EXTRACTED RECORDS:
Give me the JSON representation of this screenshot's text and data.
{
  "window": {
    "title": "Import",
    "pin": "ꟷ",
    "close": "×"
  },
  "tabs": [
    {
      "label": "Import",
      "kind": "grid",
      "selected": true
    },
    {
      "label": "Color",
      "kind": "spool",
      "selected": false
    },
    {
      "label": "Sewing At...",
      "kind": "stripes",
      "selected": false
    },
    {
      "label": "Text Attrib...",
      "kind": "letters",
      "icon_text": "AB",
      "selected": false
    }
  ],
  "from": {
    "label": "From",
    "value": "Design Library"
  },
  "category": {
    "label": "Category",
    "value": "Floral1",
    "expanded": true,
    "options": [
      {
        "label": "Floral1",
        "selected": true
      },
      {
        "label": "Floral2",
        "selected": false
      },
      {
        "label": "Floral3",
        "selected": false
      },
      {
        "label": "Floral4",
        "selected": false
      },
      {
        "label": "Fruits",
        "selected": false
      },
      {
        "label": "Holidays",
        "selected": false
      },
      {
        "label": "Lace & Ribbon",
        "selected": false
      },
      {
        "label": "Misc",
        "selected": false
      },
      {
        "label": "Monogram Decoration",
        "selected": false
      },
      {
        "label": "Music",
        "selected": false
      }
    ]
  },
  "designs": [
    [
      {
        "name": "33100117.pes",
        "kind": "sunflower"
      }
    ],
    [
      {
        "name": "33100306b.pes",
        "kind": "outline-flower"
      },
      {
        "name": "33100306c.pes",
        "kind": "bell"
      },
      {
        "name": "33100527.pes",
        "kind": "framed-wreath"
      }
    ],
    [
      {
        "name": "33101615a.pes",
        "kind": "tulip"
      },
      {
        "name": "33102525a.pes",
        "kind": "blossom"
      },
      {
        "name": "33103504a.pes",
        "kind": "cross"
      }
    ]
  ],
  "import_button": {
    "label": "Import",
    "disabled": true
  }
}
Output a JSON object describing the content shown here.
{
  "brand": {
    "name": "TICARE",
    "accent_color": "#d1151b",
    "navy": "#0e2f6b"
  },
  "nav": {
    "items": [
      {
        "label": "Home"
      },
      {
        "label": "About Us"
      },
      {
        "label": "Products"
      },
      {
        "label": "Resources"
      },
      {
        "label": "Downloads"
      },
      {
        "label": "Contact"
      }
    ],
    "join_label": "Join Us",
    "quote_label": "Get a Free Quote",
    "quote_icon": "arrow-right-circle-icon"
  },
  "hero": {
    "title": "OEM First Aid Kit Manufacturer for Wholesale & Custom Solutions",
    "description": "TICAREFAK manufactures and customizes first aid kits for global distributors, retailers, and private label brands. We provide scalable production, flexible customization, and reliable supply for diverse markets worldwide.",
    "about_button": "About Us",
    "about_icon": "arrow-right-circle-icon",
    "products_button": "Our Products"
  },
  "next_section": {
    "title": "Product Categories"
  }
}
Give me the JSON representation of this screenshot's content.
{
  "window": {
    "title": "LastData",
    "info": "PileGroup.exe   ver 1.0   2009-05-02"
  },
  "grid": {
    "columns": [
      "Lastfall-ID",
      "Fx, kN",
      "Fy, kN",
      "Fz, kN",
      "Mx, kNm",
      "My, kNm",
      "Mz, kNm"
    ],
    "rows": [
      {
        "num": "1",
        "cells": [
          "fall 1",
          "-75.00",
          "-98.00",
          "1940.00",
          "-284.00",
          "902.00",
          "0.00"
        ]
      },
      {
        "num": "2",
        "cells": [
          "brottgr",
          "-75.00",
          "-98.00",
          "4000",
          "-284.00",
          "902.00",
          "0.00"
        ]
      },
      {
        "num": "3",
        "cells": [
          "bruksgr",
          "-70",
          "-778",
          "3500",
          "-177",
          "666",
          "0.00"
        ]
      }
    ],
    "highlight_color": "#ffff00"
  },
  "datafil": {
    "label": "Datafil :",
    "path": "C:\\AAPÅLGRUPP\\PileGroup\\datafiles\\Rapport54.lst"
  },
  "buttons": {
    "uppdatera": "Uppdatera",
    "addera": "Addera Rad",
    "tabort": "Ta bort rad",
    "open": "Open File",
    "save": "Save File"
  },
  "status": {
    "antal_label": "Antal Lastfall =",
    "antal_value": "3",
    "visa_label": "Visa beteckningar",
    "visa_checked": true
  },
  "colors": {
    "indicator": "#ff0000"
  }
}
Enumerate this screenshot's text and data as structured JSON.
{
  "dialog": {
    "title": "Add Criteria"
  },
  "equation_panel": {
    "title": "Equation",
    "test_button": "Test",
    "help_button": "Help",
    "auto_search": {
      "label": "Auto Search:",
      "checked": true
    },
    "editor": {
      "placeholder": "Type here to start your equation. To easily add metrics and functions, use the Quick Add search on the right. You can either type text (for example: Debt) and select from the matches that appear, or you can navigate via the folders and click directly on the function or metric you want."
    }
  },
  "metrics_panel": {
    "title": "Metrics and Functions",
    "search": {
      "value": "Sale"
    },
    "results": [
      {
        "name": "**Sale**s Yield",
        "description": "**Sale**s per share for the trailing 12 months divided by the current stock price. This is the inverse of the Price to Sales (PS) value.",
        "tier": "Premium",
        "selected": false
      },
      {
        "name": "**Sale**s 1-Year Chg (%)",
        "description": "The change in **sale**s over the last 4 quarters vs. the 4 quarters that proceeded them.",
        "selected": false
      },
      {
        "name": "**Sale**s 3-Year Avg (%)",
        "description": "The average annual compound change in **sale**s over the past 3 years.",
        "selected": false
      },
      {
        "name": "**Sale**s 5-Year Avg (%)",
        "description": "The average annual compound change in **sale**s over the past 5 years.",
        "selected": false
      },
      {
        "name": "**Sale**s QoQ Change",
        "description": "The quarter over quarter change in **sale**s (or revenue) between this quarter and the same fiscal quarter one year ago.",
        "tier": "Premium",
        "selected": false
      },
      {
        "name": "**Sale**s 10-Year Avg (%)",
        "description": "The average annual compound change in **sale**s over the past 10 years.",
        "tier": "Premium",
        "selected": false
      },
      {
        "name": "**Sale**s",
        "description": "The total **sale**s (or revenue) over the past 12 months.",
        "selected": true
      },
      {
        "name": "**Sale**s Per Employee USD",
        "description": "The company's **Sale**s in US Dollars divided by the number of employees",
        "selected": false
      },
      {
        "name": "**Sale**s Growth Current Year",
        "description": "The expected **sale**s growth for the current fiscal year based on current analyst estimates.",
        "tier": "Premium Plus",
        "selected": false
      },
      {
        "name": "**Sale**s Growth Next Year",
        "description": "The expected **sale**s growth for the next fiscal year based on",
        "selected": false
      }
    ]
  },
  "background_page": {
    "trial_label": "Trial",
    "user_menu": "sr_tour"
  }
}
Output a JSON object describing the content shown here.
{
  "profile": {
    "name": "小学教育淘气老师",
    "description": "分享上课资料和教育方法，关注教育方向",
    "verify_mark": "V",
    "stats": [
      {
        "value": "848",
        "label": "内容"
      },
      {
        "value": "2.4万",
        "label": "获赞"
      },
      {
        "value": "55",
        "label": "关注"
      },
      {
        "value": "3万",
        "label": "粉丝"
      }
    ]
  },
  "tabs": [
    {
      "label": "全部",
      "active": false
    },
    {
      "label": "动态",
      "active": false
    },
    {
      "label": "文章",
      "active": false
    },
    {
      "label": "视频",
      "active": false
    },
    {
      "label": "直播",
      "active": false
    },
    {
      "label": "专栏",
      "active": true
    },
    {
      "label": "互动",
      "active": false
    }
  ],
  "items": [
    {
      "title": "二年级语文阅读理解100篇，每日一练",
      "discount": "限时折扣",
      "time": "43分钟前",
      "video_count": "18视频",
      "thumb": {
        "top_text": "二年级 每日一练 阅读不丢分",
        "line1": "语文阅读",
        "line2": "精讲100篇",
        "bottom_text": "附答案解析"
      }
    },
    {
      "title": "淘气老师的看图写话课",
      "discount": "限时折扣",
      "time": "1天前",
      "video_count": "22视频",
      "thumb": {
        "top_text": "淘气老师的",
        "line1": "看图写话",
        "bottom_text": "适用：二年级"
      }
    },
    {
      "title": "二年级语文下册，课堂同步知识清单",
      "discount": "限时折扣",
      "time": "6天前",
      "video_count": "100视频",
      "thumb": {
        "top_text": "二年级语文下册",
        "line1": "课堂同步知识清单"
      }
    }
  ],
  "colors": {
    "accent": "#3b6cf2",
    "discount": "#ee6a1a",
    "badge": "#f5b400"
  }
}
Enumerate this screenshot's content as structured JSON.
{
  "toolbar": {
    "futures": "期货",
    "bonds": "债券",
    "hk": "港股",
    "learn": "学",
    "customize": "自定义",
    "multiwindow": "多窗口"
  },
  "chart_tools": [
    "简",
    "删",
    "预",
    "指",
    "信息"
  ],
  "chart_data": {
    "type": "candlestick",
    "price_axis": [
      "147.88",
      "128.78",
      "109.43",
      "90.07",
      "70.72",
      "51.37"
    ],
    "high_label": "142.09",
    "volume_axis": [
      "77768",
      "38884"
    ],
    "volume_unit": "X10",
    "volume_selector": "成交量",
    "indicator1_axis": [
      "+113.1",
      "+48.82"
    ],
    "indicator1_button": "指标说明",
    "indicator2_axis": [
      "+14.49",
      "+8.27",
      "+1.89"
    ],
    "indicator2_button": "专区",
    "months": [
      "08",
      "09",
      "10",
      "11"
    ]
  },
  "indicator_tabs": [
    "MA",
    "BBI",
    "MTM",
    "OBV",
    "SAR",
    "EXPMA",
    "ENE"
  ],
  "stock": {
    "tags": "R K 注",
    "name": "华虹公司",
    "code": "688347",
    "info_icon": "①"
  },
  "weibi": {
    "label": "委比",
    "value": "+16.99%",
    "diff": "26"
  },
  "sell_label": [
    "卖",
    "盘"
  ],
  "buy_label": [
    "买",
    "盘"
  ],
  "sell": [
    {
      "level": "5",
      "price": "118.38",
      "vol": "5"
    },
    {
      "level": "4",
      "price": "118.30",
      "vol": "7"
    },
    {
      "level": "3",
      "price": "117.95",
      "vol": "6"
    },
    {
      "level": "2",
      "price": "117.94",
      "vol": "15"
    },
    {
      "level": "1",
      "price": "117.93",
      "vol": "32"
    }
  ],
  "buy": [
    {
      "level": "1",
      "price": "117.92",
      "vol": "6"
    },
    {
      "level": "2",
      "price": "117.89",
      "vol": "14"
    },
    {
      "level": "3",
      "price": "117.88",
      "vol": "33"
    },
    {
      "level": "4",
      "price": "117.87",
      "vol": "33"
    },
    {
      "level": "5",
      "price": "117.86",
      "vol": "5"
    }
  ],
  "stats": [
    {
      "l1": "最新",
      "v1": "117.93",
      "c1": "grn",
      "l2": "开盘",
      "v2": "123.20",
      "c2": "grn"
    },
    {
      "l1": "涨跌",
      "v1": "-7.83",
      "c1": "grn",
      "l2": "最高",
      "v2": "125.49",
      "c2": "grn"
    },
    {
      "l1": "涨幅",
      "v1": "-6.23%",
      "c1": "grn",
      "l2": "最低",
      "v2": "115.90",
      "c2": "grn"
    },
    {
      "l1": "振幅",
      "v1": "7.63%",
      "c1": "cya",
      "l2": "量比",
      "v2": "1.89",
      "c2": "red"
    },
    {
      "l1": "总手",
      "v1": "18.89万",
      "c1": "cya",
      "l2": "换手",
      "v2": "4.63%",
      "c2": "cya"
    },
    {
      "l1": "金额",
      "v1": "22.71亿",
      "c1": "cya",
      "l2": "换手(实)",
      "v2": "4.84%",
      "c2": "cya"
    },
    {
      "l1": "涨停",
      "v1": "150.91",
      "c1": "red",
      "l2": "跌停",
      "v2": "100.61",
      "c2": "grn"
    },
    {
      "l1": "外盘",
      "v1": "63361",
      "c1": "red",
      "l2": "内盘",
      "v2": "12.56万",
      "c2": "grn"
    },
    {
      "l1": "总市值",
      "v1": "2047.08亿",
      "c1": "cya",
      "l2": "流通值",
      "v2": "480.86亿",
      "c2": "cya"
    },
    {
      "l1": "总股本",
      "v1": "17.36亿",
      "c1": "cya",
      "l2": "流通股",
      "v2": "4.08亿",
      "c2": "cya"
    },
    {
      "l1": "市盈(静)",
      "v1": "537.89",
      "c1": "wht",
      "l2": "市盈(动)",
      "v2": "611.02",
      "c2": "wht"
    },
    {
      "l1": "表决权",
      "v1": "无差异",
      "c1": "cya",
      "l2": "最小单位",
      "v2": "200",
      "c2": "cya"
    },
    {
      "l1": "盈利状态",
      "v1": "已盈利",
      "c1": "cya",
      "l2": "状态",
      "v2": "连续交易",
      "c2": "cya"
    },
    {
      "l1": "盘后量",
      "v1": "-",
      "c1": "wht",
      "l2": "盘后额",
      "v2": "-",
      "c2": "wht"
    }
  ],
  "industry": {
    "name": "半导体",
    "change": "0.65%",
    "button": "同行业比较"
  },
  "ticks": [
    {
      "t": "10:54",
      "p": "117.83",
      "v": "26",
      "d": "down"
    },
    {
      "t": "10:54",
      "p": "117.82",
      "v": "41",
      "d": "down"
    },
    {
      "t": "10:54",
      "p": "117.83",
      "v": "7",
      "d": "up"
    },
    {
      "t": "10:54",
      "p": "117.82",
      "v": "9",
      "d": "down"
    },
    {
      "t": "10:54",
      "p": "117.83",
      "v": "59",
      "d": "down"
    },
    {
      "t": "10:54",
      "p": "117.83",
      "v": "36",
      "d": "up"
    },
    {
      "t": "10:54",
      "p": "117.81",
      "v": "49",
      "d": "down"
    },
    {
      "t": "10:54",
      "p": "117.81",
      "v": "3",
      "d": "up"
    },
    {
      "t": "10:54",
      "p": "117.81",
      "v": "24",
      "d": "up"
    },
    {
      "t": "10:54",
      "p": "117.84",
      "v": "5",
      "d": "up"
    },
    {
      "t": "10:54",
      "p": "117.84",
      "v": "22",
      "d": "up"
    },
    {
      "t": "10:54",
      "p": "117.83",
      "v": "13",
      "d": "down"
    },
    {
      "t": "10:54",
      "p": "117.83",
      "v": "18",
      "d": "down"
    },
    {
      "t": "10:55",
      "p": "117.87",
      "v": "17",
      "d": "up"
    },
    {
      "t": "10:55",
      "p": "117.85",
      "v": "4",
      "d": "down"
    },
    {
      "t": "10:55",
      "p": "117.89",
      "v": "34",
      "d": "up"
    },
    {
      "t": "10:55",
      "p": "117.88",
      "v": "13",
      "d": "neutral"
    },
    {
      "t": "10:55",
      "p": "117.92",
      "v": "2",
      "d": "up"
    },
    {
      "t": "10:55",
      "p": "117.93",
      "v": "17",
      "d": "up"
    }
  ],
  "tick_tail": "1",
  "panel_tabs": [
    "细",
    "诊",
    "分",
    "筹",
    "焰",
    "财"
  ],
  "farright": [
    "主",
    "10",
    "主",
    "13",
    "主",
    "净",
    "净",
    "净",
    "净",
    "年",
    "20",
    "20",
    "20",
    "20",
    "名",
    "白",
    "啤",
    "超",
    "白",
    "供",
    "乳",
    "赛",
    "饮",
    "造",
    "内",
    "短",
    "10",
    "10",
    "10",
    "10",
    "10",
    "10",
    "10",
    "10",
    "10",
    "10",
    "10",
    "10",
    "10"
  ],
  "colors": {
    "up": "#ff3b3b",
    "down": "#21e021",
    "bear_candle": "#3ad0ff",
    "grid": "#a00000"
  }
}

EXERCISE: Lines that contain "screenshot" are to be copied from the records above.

RESULT:
Give me the JSON representation of this screenshot's text and data.
Give me the JSON representation of this screenshot's content.
Enumerate this screenshot's text and data as structured JSON.
Enumerate this screenshot's content as structured JSON.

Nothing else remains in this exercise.